[Opening Input data section]

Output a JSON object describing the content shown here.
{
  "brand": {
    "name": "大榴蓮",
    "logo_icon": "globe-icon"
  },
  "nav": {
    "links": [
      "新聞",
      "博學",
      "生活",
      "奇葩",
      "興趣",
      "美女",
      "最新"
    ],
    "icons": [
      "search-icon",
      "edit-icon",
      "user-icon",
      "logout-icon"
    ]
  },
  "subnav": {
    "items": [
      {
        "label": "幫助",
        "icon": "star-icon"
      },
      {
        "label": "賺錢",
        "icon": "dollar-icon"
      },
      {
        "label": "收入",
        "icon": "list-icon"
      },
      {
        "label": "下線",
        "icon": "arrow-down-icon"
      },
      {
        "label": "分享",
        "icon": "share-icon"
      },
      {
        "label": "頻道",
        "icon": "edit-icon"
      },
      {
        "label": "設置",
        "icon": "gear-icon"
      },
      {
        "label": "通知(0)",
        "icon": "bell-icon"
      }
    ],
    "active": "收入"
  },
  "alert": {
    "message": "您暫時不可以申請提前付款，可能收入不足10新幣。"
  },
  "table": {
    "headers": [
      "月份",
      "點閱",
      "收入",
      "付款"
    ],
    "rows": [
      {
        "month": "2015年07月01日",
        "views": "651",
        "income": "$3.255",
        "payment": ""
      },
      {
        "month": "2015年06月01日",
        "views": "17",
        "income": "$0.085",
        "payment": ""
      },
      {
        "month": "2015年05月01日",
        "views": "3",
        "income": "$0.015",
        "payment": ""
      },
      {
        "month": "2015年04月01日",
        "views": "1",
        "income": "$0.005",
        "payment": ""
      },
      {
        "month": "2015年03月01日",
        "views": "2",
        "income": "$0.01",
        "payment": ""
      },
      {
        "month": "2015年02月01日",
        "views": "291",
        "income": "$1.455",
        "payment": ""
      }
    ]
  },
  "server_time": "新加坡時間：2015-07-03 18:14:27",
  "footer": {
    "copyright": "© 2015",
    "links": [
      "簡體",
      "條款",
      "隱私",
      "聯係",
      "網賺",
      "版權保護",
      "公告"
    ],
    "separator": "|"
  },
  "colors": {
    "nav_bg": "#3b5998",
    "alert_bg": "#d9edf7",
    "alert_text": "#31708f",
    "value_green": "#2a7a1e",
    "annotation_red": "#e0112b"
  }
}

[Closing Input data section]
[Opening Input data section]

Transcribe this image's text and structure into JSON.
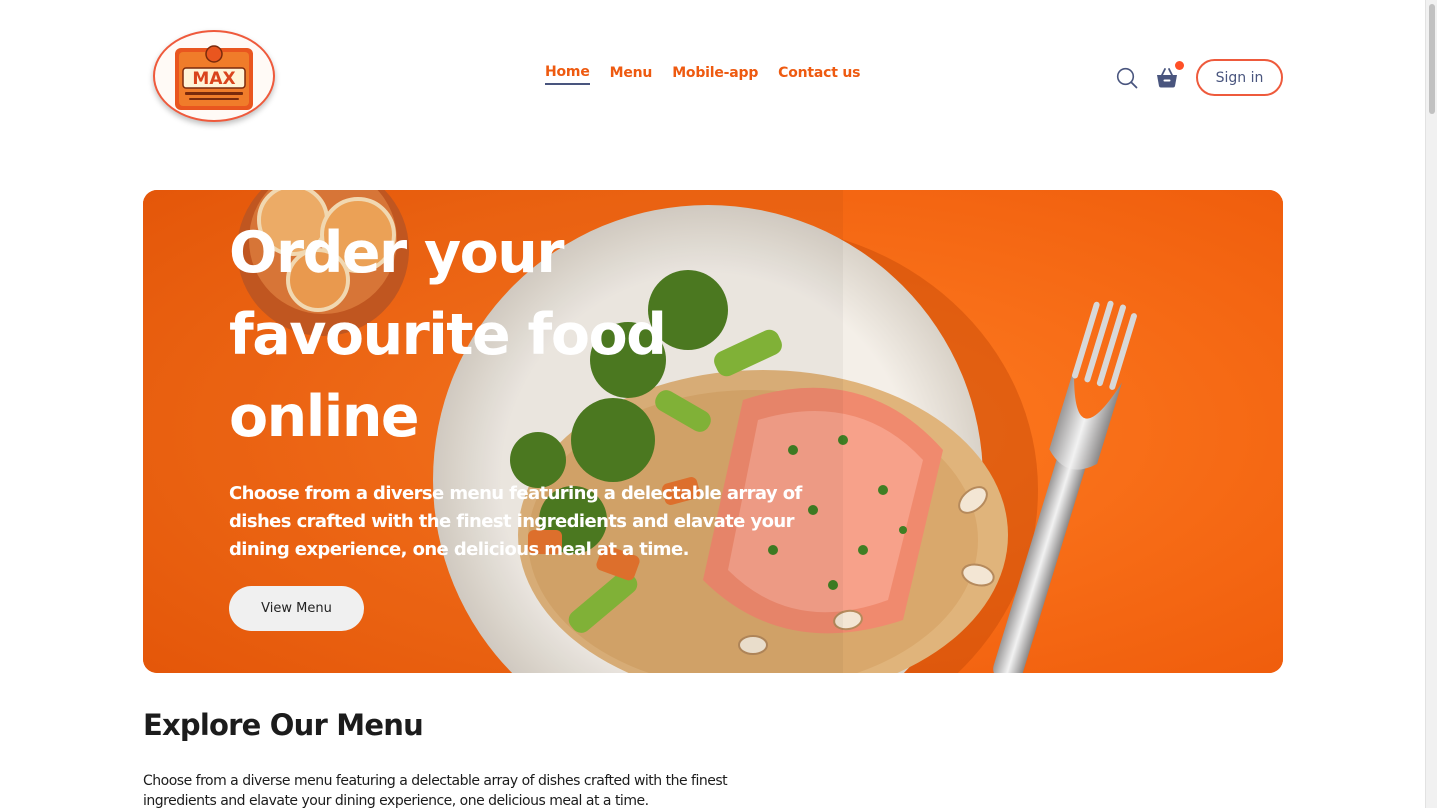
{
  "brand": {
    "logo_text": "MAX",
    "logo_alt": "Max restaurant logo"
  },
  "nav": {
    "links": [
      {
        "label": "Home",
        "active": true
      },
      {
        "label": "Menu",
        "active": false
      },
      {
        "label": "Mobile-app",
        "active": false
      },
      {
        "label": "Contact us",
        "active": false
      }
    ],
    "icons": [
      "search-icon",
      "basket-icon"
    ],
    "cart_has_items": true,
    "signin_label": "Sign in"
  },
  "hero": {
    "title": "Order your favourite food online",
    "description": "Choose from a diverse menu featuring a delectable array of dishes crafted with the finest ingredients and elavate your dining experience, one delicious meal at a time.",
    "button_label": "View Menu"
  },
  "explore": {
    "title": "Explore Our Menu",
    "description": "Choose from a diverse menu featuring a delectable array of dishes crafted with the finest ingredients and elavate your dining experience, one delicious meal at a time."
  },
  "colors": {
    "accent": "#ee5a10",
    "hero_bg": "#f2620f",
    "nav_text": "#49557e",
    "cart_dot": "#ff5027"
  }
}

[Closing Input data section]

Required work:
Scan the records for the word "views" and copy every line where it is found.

Result for this exercise:
        "views": "651",
        "views": "17",
        "views": "3",
        "views": "1",
        "views": "2",
        "views": "291",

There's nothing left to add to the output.